◆ Task details
Every picture is to be removed, and all the data is to be copied exactly.

(Page and application data records)
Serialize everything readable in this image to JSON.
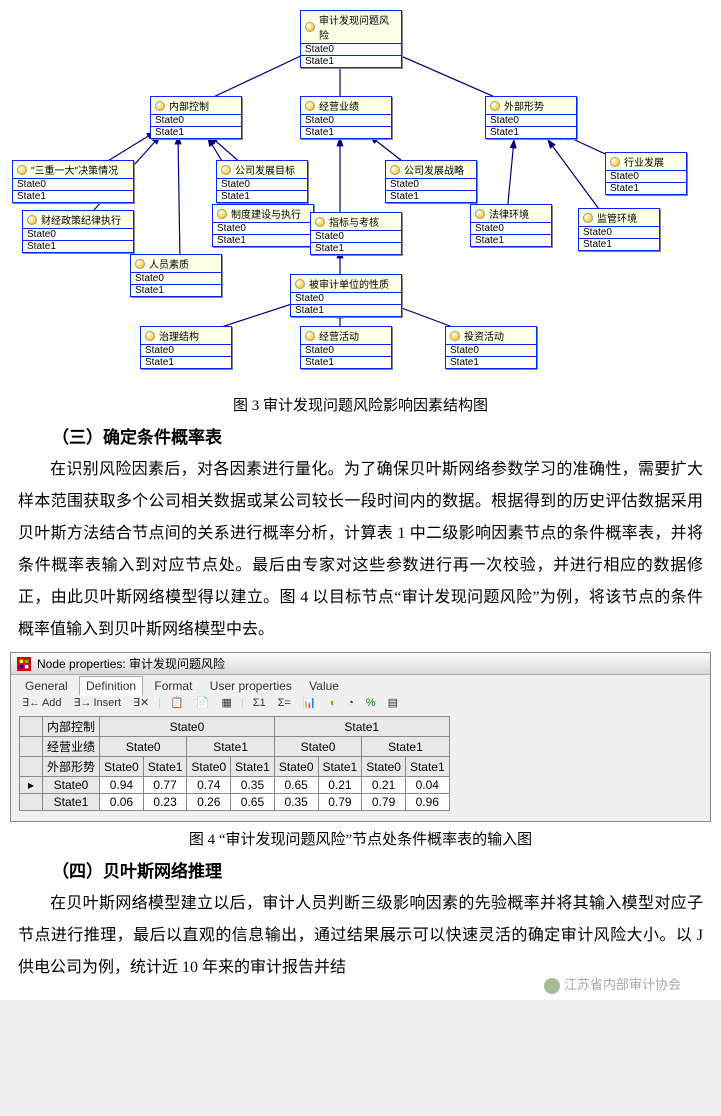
{
  "diagram": {
    "nodes": {
      "root": {
        "title": "审计发现问题风险",
        "states": [
          "State0",
          "State1"
        ]
      },
      "internal": {
        "title": "内部控制",
        "states": [
          "State0",
          "State1"
        ]
      },
      "perf": {
        "title": "经营业绩",
        "states": [
          "State0",
          "State1"
        ]
      },
      "external": {
        "title": "外部形势",
        "states": [
          "State0",
          "State1"
        ]
      },
      "sanzhong": {
        "title": "\"三重一大\"决策情况",
        "states": [
          "State0",
          "State1"
        ]
      },
      "caijing": {
        "title": "财经政策纪律执行",
        "states": [
          "State0",
          "State1"
        ]
      },
      "renyuan": {
        "title": "人员素质",
        "states": [
          "State0",
          "State1"
        ]
      },
      "fazhanmubiao": {
        "title": "公司发展目标",
        "states": [
          "State0",
          "State1"
        ]
      },
      "zhidu": {
        "title": "制度建设与执行",
        "states": [
          "State0",
          "State1"
        ]
      },
      "zhibiao": {
        "title": "指标与考核",
        "states": [
          "State0",
          "State1"
        ]
      },
      "fazhanzhanlue": {
        "title": "公司发展战略",
        "states": [
          "State0",
          "State1"
        ]
      },
      "falv": {
        "title": "法律环境",
        "states": [
          "State0",
          "State1"
        ]
      },
      "jianguan": {
        "title": "监管环境",
        "states": [
          "State0",
          "State1"
        ]
      },
      "hangye": {
        "title": "行业发展",
        "states": [
          "State0",
          "State1"
        ]
      },
      "xingzhi": {
        "title": "被审计单位的性质",
        "states": [
          "State0",
          "State1"
        ]
      },
      "zhili": {
        "title": "治理结构",
        "states": [
          "State0",
          "State1"
        ]
      },
      "jingying": {
        "title": "经营活动",
        "states": [
          "State0",
          "State1"
        ]
      },
      "touzi": {
        "title": "投资活动",
        "states": [
          "State0",
          "State1"
        ]
      }
    }
  },
  "fig3_caption": "图 3  审计发现问题风险影响因素结构图",
  "section3_heading": "（三）确定条件概率表",
  "para1": "在识别风险因素后，对各因素进行量化。为了确保贝叶斯网络参数学习的准确性，需要扩大样本范围获取多个公司相关数据或某公司较长一段时间内的数据。根据得到的历史评估数据采用贝叶斯方法结合节点间的关系进行概率分析，计算表 1 中二级影响因素节点的条件概率表，并将条件概率表输入到对应节点处。最后由专家对这些参数进行再一次校验，并进行相应的数据修正，由此贝叶斯网络模型得以建立。图 4 以目标节点“审计发现问题风险”为例，将该节点的条件概率值输入到贝叶斯网络模型中去。",
  "window": {
    "title": "Node properties: 审计发现问题风险",
    "tabs": [
      "General",
      "Definition",
      "Format",
      "User properties",
      "Value"
    ],
    "selected_tab": "Definition",
    "toolbar": {
      "add": "Add",
      "insert": "Insert"
    }
  },
  "chart_data": {
    "type": "table",
    "title": "条件概率表：审计发现问题风险",
    "row_vars": [
      "内部控制",
      "经营业绩",
      "外部形势"
    ],
    "col_structure": {
      "内部控制": [
        "State0",
        "State1"
      ],
      "经营业绩": [
        "State0",
        "State1"
      ],
      "外部形势": [
        "State0",
        "State1"
      ]
    },
    "rows": [
      {
        "label": "State0",
        "values": [
          0.94,
          0.77,
          0.74,
          0.35,
          0.65,
          0.21,
          0.21,
          0.04
        ]
      },
      {
        "label": "State1",
        "values": [
          0.06,
          0.23,
          0.26,
          0.65,
          0.35,
          0.79,
          0.79,
          0.96
        ]
      }
    ]
  },
  "fig4_caption": "图 4  “审计发现问题风险”节点处条件概率表的输入图",
  "section4_heading": "（四）贝叶斯网络推理",
  "para2": "在贝叶斯网络模型建立以后，审计人员判断三级影响因素的先验概率并将其输入模型对应子节点进行推理，最后以直观的信息输出，通过结果展示可以快速灵活的确定审计风险大小。以 J 供电公司为例，统计近 10 年来的审计报告并结",
  "watermark": "江苏省内部审计协会"
}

◆ Written answer
Serialize everything readable in this image to JSON.
{
  "diagram": {
    "nodes": {
      "root": {
        "title": "审计发现问题风险",
        "states": [
          "State0",
          "State1"
        ]
      },
      "internal": {
        "title": "内部控制",
        "states": [
          "State0",
          "State1"
        ]
      },
      "perf": {
        "title": "经营业绩",
        "states": [
          "State0",
          "State1"
        ]
      },
      "external": {
        "title": "外部形势",
        "states": [
          "State0",
          "State1"
        ]
      },
      "sanzhong": {
        "title": "\"三重一大\"决策情况",
        "states": [
          "State0",
          "State1"
        ]
      },
      "caijing": {
        "title": "财经政策纪律执行",
        "states": [
          "State0",
          "State1"
        ]
      },
      "renyuan": {
        "title": "人员素质",
        "states": [
          "State0",
          "State1"
        ]
      },
      "fazhanmubiao": {
        "title": "公司发展目标",
        "states": [
          "State0",
          "State1"
        ]
      },
      "zhidu": {
        "title": "制度建设与执行",
        "states": [
          "State0",
          "State1"
        ]
      },
      "zhibiao": {
        "title": "指标与考核",
        "states": [
          "State0",
          "State1"
        ]
      },
      "fazhanzhanlue": {
        "title": "公司发展战略",
        "states": [
          "State0",
          "State1"
        ]
      },
      "falv": {
        "title": "法律环境",
        "states": [
          "State0",
          "State1"
        ]
      },
      "jianguan": {
        "title": "监管环境",
        "states": [
          "State0",
          "State1"
        ]
      },
      "hangye": {
        "title": "行业发展",
        "states": [
          "State0",
          "State1"
        ]
      },
      "xingzhi": {
        "title": "被审计单位的性质",
        "states": [
          "State0",
          "State1"
        ]
      },
      "zhili": {
        "title": "治理结构",
        "states": [
          "State0",
          "State1"
        ]
      },
      "jingying": {
        "title": "经营活动",
        "states": [
          "State0",
          "State1"
        ]
      },
      "touzi": {
        "title": "投资活动",
        "states": [
          "State0",
          "State1"
        ]
      }
    }
  },
  "fig3_caption": "图 3  审计发现问题风险影响因素结构图",
  "section3_heading": "（三）确定条件概率表",
  "para1": "在识别风险因素后，对各因素进行量化。为了确保贝叶斯网络参数学习的准确性，需要扩大样本范围获取多个公司相关数据或某公司较长一段时间内的数据。根据得到的历史评估数据采用贝叶斯方法结合节点间的关系进行概率分析，计算表 1 中二级影响因素节点的条件概率表，并将条件概率表输入到对应节点处。最后由专家对这些参数进行再一次校验，并进行相应的数据修正，由此贝叶斯网络模型得以建立。图 4 以目标节点“审计发现问题风险”为例，将该节点的条件概率值输入到贝叶斯网络模型中去。",
  "window": {
    "title": "Node properties: 审计发现问题风险",
    "tabs": [
      "General",
      "Definition",
      "Format",
      "User properties",
      "Value"
    ],
    "selected_tab": "Definition",
    "toolbar": {
      "add": "Add",
      "insert": "Insert"
    }
  },
  "chart_data": {
    "type": "table",
    "title": "条件概率表：审计发现问题风险",
    "row_vars": [
      "内部控制",
      "经营业绩",
      "外部形势"
    ],
    "col_structure": {
      "内部控制": [
        "State0",
        "State1"
      ],
      "经营业绩": [
        "State0",
        "State1"
      ],
      "外部形势": [
        "State0",
        "State1"
      ]
    },
    "rows": [
      {
        "label": "State0",
        "values": [
          0.94,
          0.77,
          0.74,
          0.35,
          0.65,
          0.21,
          0.21,
          0.04
        ]
      },
      {
        "label": "State1",
        "values": [
          0.06,
          0.23,
          0.26,
          0.65,
          0.35,
          0.79,
          0.79,
          0.96
        ]
      }
    ]
  },
  "fig4_caption": "图 4  “审计发现问题风险”节点处条件概率表的输入图",
  "section4_heading": "（四）贝叶斯网络推理",
  "para2": "在贝叶斯网络模型建立以后，审计人员判断三级影响因素的先验概率并将其输入模型对应子节点进行推理，最后以直观的信息输出，通过结果展示可以快速灵活的确定审计风险大小。以 J 供电公司为例，统计近 10 年来的审计报告并结",
  "watermark": "江苏省内部审计协会"
}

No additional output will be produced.